Copy each line below as it stands, but skip any picture it contains.

The data START

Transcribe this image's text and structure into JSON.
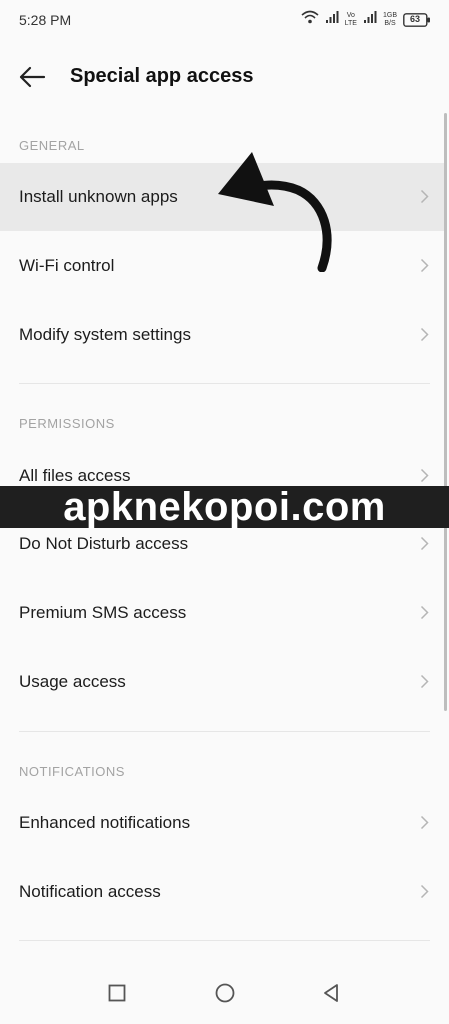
{
  "status_bar": {
    "time": "5:28 PM",
    "volte_top": "Vo",
    "volte_bottom": "LTE",
    "speed_top": "1GB",
    "speed_bottom": "B/S",
    "battery": "63",
    "icons": [
      "wifi-icon",
      "signal-icon",
      "signal-icon",
      "battery-icon"
    ]
  },
  "header": {
    "title": "Special app access",
    "back_icon": "arrow-left-icon"
  },
  "sections": [
    {
      "header": "GENERAL",
      "items": [
        {
          "label": "Install unknown apps",
          "highlighted": true
        },
        {
          "label": "Wi-Fi control"
        },
        {
          "label": "Modify system settings"
        }
      ]
    },
    {
      "header": "PERMISSIONS",
      "items": [
        {
          "label": "All files access"
        },
        {
          "label": "Do Not Disturb access"
        },
        {
          "label": "Premium SMS access"
        },
        {
          "label": "Usage access"
        }
      ]
    },
    {
      "header": "NOTIFICATIONS",
      "items": [
        {
          "label": "Enhanced notifications"
        },
        {
          "label": "Notification access"
        }
      ]
    }
  ],
  "watermark": "apknekopoi.com",
  "nav_bar": {
    "icons": [
      "recents-square-icon",
      "home-circle-icon",
      "back-triangle-icon"
    ]
  },
  "colors": {
    "background": "#fafafa",
    "highlight": "#e9e9e9",
    "section_header": "#a3a3a3",
    "watermark_bg": "#1f1f1f"
  }
}
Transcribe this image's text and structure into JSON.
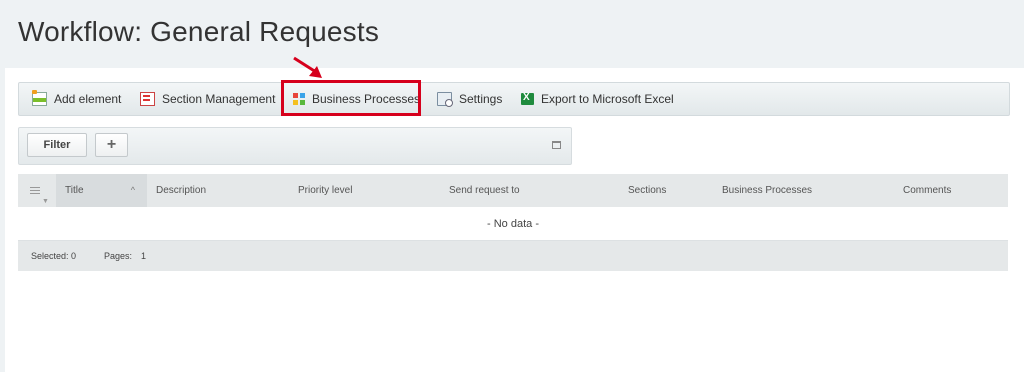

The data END

» **Output for this exercise**:
Transcribe this image's text and structure into JSON.
{
  "status_bar": {
    "time": "5:28 PM",
    "volte_top": "Vo",
    "volte_bottom": "LTE",
    "speed_top": "1GB",
    "speed_bottom": "B/S",
    "battery": "63",
    "icons": [
      "wifi-icon",
      "signal-icon",
      "signal-icon",
      "battery-icon"
    ]
  },
  "header": {
    "title": "Special app access",
    "back_icon": "arrow-left-icon"
  },
  "sections": [
    {
      "header": "GENERAL",
      "items": [
        {
          "label": "Install unknown apps",
          "highlighted": true
        },
        {
          "label": "Wi-Fi control"
        },
        {
          "label": "Modify system settings"
        }
      ]
    },
    {
      "header": "PERMISSIONS",
      "items": [
        {
          "label": "All files access"
        },
        {
          "label": "Do Not Disturb access"
        },
        {
          "label": "Premium SMS access"
        },
        {
          "label": "Usage access"
        }
      ]
    },
    {
      "header": "NOTIFICATIONS",
      "items": [
        {
          "label": "Enhanced notifications"
        },
        {
          "label": "Notification access"
        }
      ]
    }
  ],
  "watermark": "apknekopoi.com",
  "nav_bar": {
    "icons": [
      "recents-square-icon",
      "home-circle-icon",
      "back-triangle-icon"
    ]
  },
  "colors": {
    "background": "#fafafa",
    "highlight": "#e9e9e9",
    "section_header": "#a3a3a3",
    "watermark_bg": "#1f1f1f"
  }
}
Transcribe this image's text and structure into JSON.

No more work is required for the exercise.